[Component data from apps and pages]
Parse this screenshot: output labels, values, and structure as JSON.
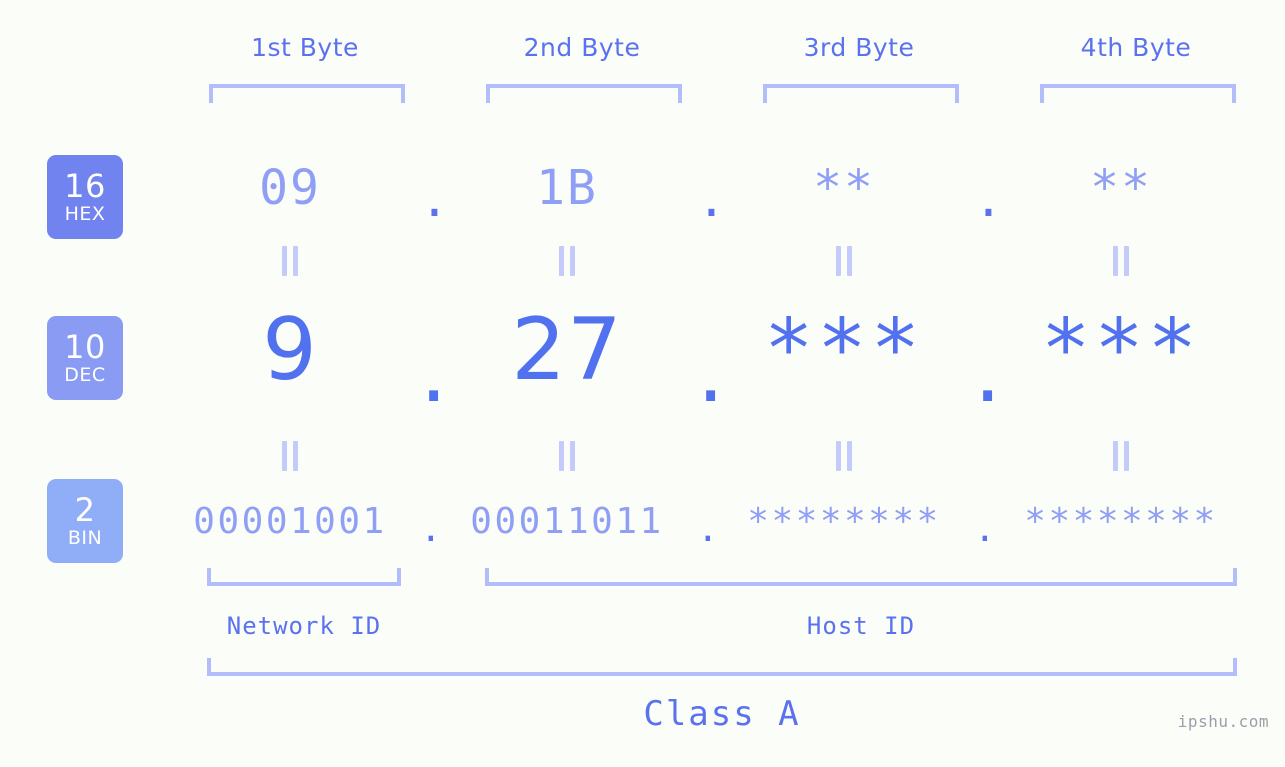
{
  "background_color": "#fbfdf8",
  "accent_color": "#5271ef",
  "muted_color": "#8f9ff5",
  "bracket_color": "#b3bdfb",
  "byte_headers": [
    {
      "label": "1st Byte"
    },
    {
      "label": "2nd Byte"
    },
    {
      "label": "3rd Byte"
    },
    {
      "label": "4th Byte"
    }
  ],
  "bases": [
    {
      "number": "16",
      "name": "HEX",
      "color": "#7083ef"
    },
    {
      "number": "10",
      "name": "DEC",
      "color": "#8a9bf4"
    },
    {
      "number": "2",
      "name": "BIN",
      "color": "#90aef7"
    }
  ],
  "separator": ".",
  "rows": {
    "hex": {
      "base": "16",
      "values": [
        "09",
        "1B",
        "**",
        "**"
      ]
    },
    "dec": {
      "base": "10",
      "values": [
        "9",
        "27",
        "***",
        "***"
      ]
    },
    "bin": {
      "base": "2",
      "values": [
        "00001001",
        "00011011",
        "********",
        "********"
      ]
    }
  },
  "id_sections": [
    {
      "label": "Network ID"
    },
    {
      "label": "Host ID"
    }
  ],
  "class_label": "Class A",
  "watermark": "ipshu.com"
}
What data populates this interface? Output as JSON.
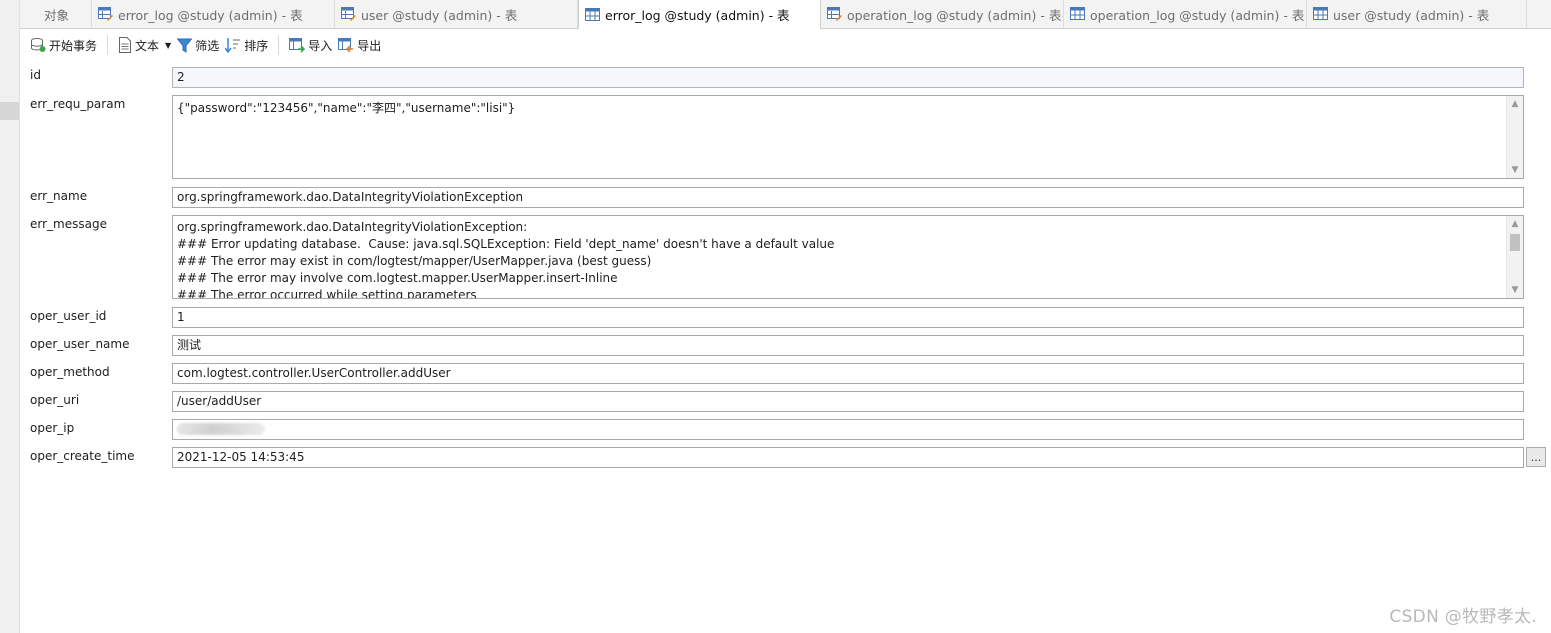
{
  "tabs": [
    {
      "label": "对象",
      "icon": "objects-icon",
      "active": false
    },
    {
      "label": "error_log @study (admin) - 表",
      "icon": "table-design-icon",
      "active": false
    },
    {
      "label": "user @study (admin) - 表",
      "icon": "table-design-icon",
      "active": false
    },
    {
      "label": "error_log @study (admin) - 表",
      "icon": "table-grid-icon",
      "active": true
    },
    {
      "label": "operation_log @study (admin) - 表",
      "icon": "table-design-icon",
      "active": false
    },
    {
      "label": "operation_log @study (admin) - 表",
      "icon": "table-grid-icon",
      "active": false
    },
    {
      "label": "user @study (admin) - 表",
      "icon": "table-grid-icon",
      "active": false
    }
  ],
  "toolbar": {
    "begin_transaction": "开始事务",
    "text": "文本",
    "filter": "筛选",
    "sort": "排序",
    "import": "导入",
    "export": "导出"
  },
  "fields": {
    "id": {
      "label": "id",
      "value": "2"
    },
    "err_requ_param": {
      "label": "err_requ_param",
      "value": "{\"password\":\"123456\",\"name\":\"李四\",\"username\":\"lisi\"}"
    },
    "err_name": {
      "label": "err_name",
      "value": "org.springframework.dao.DataIntegrityViolationException"
    },
    "err_message": {
      "label": "err_message",
      "lines": [
        "org.springframework.dao.DataIntegrityViolationException:",
        "### Error updating database.  Cause: java.sql.SQLException: Field 'dept_name' doesn't have a default value",
        "### The error may exist in com/logtest/mapper/UserMapper.java (best guess)",
        "### The error may involve com.logtest.mapper.UserMapper.insert-Inline",
        "### The error occurred while setting parameters"
      ]
    },
    "oper_user_id": {
      "label": "oper_user_id",
      "value": "1"
    },
    "oper_user_name": {
      "label": "oper_user_name",
      "value": "测试"
    },
    "oper_method": {
      "label": "oper_method",
      "value": "com.logtest.controller.UserController.addUser"
    },
    "oper_uri": {
      "label": "oper_uri",
      "value": "/user/addUser"
    },
    "oper_ip": {
      "label": "oper_ip",
      "value": ""
    },
    "oper_create_time": {
      "label": "oper_create_time",
      "value": "2021-12-05 14:53:45"
    }
  },
  "ellipsis_button": "...",
  "watermark": "CSDN @牧野孝太.",
  "colors": {
    "field_border": "#a9a9a9",
    "active_tab": "#ffffff",
    "tab_bar": "#f3f3f3",
    "toolbar_icon": "#3a7bd5"
  }
}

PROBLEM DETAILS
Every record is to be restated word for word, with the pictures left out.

RESULT FOR THIS EXERCISE
Parse this screenshot: output labels, values, and structure as JSON.
{
  "background_color": "#fbfdf8",
  "accent_color": "#5271ef",
  "muted_color": "#8f9ff5",
  "bracket_color": "#b3bdfb",
  "byte_headers": [
    {
      "label": "1st Byte"
    },
    {
      "label": "2nd Byte"
    },
    {
      "label": "3rd Byte"
    },
    {
      "label": "4th Byte"
    }
  ],
  "bases": [
    {
      "number": "16",
      "name": "HEX",
      "color": "#7083ef"
    },
    {
      "number": "10",
      "name": "DEC",
      "color": "#8a9bf4"
    },
    {
      "number": "2",
      "name": "BIN",
      "color": "#90aef7"
    }
  ],
  "separator": ".",
  "rows": {
    "hex": {
      "base": "16",
      "values": [
        "09",
        "1B",
        "**",
        "**"
      ]
    },
    "dec": {
      "base": "10",
      "values": [
        "9",
        "27",
        "***",
        "***"
      ]
    },
    "bin": {
      "base": "2",
      "values": [
        "00001001",
        "00011011",
        "********",
        "********"
      ]
    }
  },
  "id_sections": [
    {
      "label": "Network ID"
    },
    {
      "label": "Host ID"
    }
  ],
  "class_label": "Class A",
  "watermark": "ipshu.com"
}
What data populates this interface? Output as JSON.
{
  "tabs": [
    {
      "label": "对象",
      "icon": "objects-icon",
      "active": false
    },
    {
      "label": "error_log @study (admin) - 表",
      "icon": "table-design-icon",
      "active": false
    },
    {
      "label": "user @study (admin) - 表",
      "icon": "table-design-icon",
      "active": false
    },
    {
      "label": "error_log @study (admin) - 表",
      "icon": "table-grid-icon",
      "active": true
    },
    {
      "label": "operation_log @study (admin) - 表",
      "icon": "table-design-icon",
      "active": false
    },
    {
      "label": "operation_log @study (admin) - 表",
      "icon": "table-grid-icon",
      "active": false
    },
    {
      "label": "user @study (admin) - 表",
      "icon": "table-grid-icon",
      "active": false
    }
  ],
  "toolbar": {
    "begin_transaction": "开始事务",
    "text": "文本",
    "filter": "筛选",
    "sort": "排序",
    "import": "导入",
    "export": "导出"
  },
  "fields": {
    "id": {
      "label": "id",
      "value": "2"
    },
    "err_requ_param": {
      "label": "err_requ_param",
      "value": "{\"password\":\"123456\",\"name\":\"李四\",\"username\":\"lisi\"}"
    },
    "err_name": {
      "label": "err_name",
      "value": "org.springframework.dao.DataIntegrityViolationException"
    },
    "err_message": {
      "label": "err_message",
      "lines": [
        "org.springframework.dao.DataIntegrityViolationException:",
        "### Error updating database.  Cause: java.sql.SQLException: Field 'dept_name' doesn't have a default value",
        "### The error may exist in com/logtest/mapper/UserMapper.java (best guess)",
        "### The error may involve com.logtest.mapper.UserMapper.insert-Inline",
        "### The error occurred while setting parameters"
      ]
    },
    "oper_user_id": {
      "label": "oper_user_id",
      "value": "1"
    },
    "oper_user_name": {
      "label": "oper_user_name",
      "value": "测试"
    },
    "oper_method": {
      "label": "oper_method",
      "value": "com.logtest.controller.UserController.addUser"
    },
    "oper_uri": {
      "label": "oper_uri",
      "value": "/user/addUser"
    },
    "oper_ip": {
      "label": "oper_ip",
      "value": ""
    },
    "oper_create_time": {
      "label": "oper_create_time",
      "value": "2021-12-05 14:53:45"
    }
  },
  "ellipsis_button": "...",
  "watermark": "CSDN @牧野孝太.",
  "colors": {
    "field_border": "#a9a9a9",
    "active_tab": "#ffffff",
    "tab_bar": "#f3f3f3",
    "toolbar_icon": "#3a7bd5"
  }
}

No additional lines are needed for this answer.